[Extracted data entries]
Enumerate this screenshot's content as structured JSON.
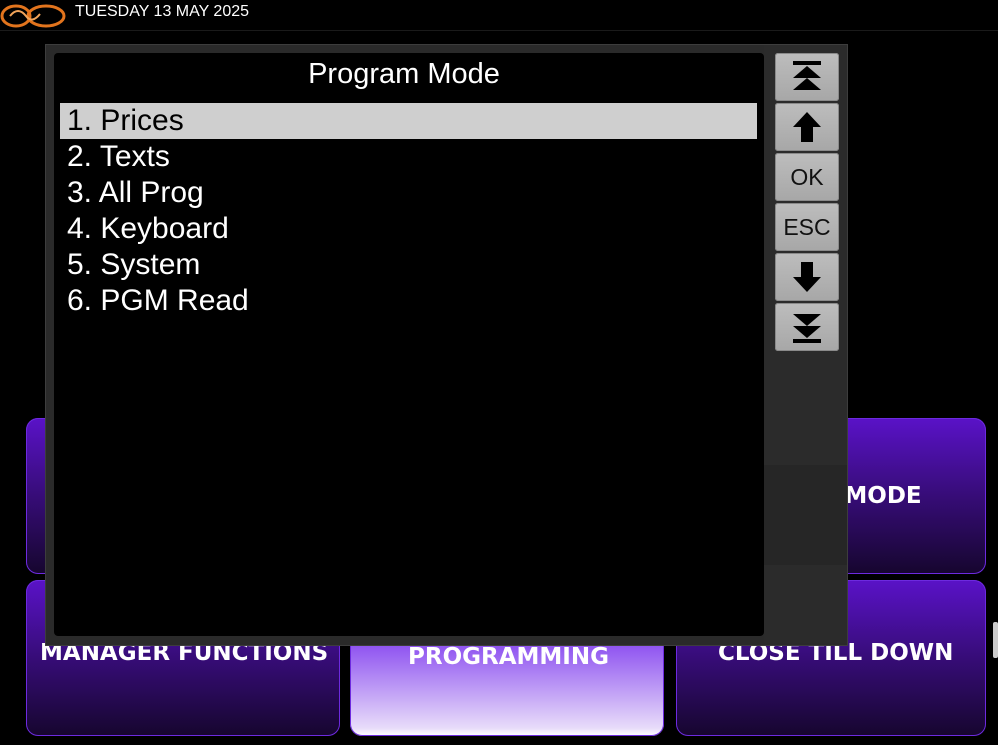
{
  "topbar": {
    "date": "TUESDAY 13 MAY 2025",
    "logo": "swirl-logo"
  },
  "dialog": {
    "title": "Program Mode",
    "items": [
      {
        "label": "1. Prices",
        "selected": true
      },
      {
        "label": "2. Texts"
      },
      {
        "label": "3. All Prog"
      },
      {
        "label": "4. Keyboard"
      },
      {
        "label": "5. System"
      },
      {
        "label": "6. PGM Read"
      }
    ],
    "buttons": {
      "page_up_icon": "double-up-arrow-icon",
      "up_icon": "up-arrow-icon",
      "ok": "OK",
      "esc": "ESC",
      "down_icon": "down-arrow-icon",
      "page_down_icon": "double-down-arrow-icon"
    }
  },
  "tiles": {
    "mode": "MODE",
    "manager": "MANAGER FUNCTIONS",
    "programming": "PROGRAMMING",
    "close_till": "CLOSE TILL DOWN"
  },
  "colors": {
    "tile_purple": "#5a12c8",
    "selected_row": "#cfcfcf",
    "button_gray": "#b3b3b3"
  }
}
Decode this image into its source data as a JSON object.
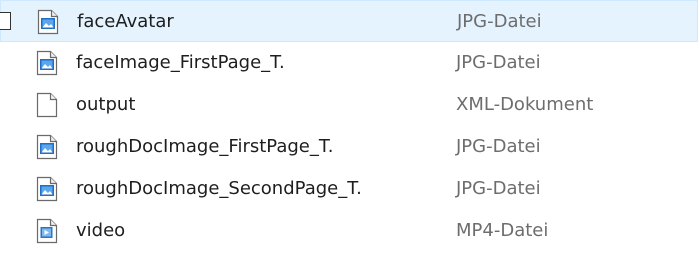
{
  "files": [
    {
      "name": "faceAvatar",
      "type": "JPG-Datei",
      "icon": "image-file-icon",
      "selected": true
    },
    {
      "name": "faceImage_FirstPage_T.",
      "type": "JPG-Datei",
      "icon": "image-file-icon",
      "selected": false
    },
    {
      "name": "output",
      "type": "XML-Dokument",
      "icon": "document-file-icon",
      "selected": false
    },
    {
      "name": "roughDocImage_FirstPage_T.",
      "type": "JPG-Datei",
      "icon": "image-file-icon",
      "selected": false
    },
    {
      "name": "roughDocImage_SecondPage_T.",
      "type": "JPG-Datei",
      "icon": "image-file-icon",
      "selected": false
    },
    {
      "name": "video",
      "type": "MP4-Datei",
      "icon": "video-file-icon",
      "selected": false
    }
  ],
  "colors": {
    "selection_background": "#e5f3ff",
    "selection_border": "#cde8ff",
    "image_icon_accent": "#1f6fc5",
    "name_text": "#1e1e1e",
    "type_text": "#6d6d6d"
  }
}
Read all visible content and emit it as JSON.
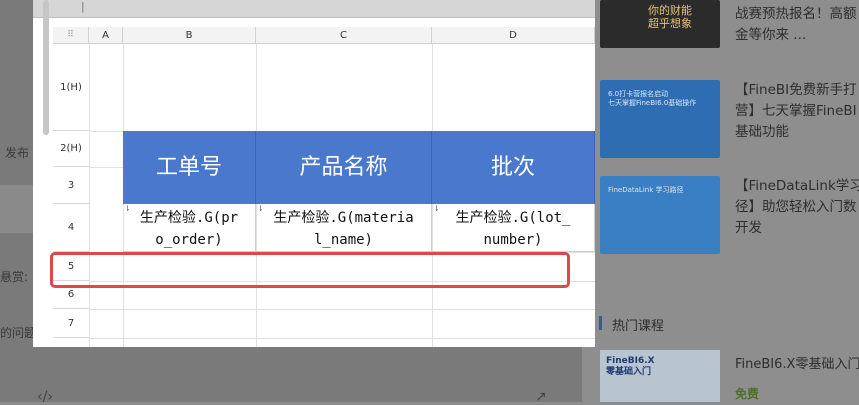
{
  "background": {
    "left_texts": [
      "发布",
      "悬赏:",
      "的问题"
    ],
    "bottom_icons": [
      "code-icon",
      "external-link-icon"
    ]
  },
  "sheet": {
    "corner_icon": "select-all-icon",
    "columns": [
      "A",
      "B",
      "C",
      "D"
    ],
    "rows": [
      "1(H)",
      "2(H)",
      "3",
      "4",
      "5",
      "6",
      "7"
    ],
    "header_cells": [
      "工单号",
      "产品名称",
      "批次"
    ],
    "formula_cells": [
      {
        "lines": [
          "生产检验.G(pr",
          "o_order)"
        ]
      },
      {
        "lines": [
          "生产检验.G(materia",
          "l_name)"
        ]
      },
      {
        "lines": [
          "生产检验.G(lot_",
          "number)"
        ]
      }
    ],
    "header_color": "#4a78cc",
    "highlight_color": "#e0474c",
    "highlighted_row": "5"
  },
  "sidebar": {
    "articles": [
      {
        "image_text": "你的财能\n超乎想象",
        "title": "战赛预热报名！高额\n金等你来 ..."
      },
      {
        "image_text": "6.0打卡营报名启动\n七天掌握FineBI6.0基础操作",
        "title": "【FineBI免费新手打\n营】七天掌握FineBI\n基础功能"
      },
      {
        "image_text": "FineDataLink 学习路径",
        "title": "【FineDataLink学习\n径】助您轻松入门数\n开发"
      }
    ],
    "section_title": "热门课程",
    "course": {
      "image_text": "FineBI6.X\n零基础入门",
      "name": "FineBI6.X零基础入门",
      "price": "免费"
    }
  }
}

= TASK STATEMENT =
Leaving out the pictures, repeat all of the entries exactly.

= OUTPUT FOR THIS EXERCISE =
Enumerate this screenshot's content as structured JSON.
{
  "topbar": {
    "date": "TUESDAY 13 MAY 2025",
    "logo": "swirl-logo"
  },
  "dialog": {
    "title": "Program Mode",
    "items": [
      {
        "label": "1. Prices",
        "selected": true
      },
      {
        "label": "2. Texts"
      },
      {
        "label": "3. All Prog"
      },
      {
        "label": "4. Keyboard"
      },
      {
        "label": "5. System"
      },
      {
        "label": "6. PGM Read"
      }
    ],
    "buttons": {
      "page_up_icon": "double-up-arrow-icon",
      "up_icon": "up-arrow-icon",
      "ok": "OK",
      "esc": "ESC",
      "down_icon": "down-arrow-icon",
      "page_down_icon": "double-down-arrow-icon"
    }
  },
  "tiles": {
    "mode": "MODE",
    "manager": "MANAGER FUNCTIONS",
    "programming": "PROGRAMMING",
    "close_till": "CLOSE TILL DOWN"
  },
  "colors": {
    "tile_purple": "#5a12c8",
    "selected_row": "#cfcfcf",
    "button_gray": "#b3b3b3"
  }
}
Decode this image into its source data as a JSON object.
{
  "files": [
    {
      "name": "faceAvatar",
      "type": "JPG-Datei",
      "icon": "image-file-icon",
      "selected": true
    },
    {
      "name": "faceImage_FirstPage_T.",
      "type": "JPG-Datei",
      "icon": "image-file-icon",
      "selected": false
    },
    {
      "name": "output",
      "type": "XML-Dokument",
      "icon": "document-file-icon",
      "selected": false
    },
    {
      "name": "roughDocImage_FirstPage_T.",
      "type": "JPG-Datei",
      "icon": "image-file-icon",
      "selected": false
    },
    {
      "name": "roughDocImage_SecondPage_T.",
      "type": "JPG-Datei",
      "icon": "image-file-icon",
      "selected": false
    },
    {
      "name": "video",
      "type": "MP4-Datei",
      "icon": "video-file-icon",
      "selected": false
    }
  ],
  "colors": {
    "selection_background": "#e5f3ff",
    "selection_border": "#cde8ff",
    "image_icon_accent": "#1f6fc5",
    "name_text": "#1e1e1e",
    "type_text": "#6d6d6d"
  }
}
Read all visible content and emit it as JSON.
{
  "background": {
    "left_texts": [
      "发布",
      "悬赏:",
      "的问题"
    ],
    "bottom_icons": [
      "code-icon",
      "external-link-icon"
    ]
  },
  "sheet": {
    "corner_icon": "select-all-icon",
    "columns": [
      "A",
      "B",
      "C",
      "D"
    ],
    "rows": [
      "1(H)",
      "2(H)",
      "3",
      "4",
      "5",
      "6",
      "7"
    ],
    "header_cells": [
      "工单号",
      "产品名称",
      "批次"
    ],
    "formula_cells": [
      {
        "lines": [
          "生产检验.G(pr",
          "o_order)"
        ]
      },
      {
        "lines": [
          "生产检验.G(materia",
          "l_name)"
        ]
      },
      {
        "lines": [
          "生产检验.G(lot_",
          "number)"
        ]
      }
    ],
    "header_color": "#4a78cc",
    "highlight_color": "#e0474c",
    "highlighted_row": "5"
  },
  "sidebar": {
    "articles": [
      {
        "image_text": "你的财能\n超乎想象",
        "title": "战赛预热报名！高额\n金等你来 ..."
      },
      {
        "image_text": "6.0打卡营报名启动\n七天掌握FineBI6.0基础操作",
        "title": "【FineBI免费新手打\n营】七天掌握FineBI\n基础功能"
      },
      {
        "image_text": "FineDataLink 学习路径",
        "title": "【FineDataLink学习\n径】助您轻松入门数\n开发"
      }
    ],
    "section_title": "热门课程",
    "course": {
      "image_text": "FineBI6.X\n零基础入门",
      "name": "FineBI6.X零基础入门",
      "price": "免费"
    }
  }
}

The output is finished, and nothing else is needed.